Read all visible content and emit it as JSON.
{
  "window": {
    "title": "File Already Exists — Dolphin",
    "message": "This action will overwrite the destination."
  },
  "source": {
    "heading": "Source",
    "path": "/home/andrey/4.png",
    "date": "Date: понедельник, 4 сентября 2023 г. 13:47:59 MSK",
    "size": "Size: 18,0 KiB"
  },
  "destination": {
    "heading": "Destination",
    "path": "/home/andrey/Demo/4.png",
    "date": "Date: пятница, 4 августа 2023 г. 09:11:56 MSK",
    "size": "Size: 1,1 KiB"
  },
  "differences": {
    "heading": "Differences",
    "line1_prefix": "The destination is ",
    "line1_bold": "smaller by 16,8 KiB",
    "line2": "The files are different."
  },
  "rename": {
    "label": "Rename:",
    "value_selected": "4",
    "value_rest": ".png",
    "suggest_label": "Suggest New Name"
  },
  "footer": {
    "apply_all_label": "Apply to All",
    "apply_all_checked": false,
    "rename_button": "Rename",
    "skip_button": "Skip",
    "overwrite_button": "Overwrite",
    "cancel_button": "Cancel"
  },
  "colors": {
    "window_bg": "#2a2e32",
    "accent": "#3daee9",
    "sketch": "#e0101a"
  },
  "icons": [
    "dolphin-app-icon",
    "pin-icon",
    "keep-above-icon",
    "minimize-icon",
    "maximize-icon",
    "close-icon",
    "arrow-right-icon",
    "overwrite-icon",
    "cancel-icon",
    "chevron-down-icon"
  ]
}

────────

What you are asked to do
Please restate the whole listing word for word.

Exercise output
Read all visible content and emit it as JSON.
{
  "window": {
    "title": "File Already Exists — Dolphin",
    "message": "This action will overwrite the destination."
  },
  "source": {
    "heading": "Source",
    "path": "/home/andrey/4.png",
    "date": "Date: понедельник, 4 сентября 2023 г. 13:47:59 MSK",
    "size": "Size: 18,0 KiB"
  },
  "destination": {
    "heading": "Destination",
    "path": "/home/andrey/Demo/4.png",
    "date": "Date: пятница, 4 августа 2023 г. 09:11:56 MSK",
    "size": "Size: 1,1 KiB"
  },
  "differences": {
    "heading": "Differences",
    "line1_prefix": "The destination is ",
    "line1_bold": "smaller by 16,8 KiB",
    "line2": "The files are different."
  },
  "rename": {
    "label": "Rename:",
    "value_selected": "4",
    "value_rest": ".png",
    "suggest_label": "Suggest New Name"
  },
  "footer": {
    "apply_all_label": "Apply to All",
    "apply_all_checked": false,
    "rename_button": "Rename",
    "skip_button": "Skip",
    "overwrite_button": "Overwrite",
    "cancel_button": "Cancel"
  },
  "colors": {
    "window_bg": "#2a2e32",
    "accent": "#3daee9",
    "sketch": "#e0101a"
  },
  "icons": [
    "dolphin-app-icon",
    "pin-icon",
    "keep-above-icon",
    "minimize-icon",
    "maximize-icon",
    "close-icon",
    "arrow-right-icon",
    "overwrite-icon",
    "cancel-icon",
    "chevron-down-icon"
  ]
}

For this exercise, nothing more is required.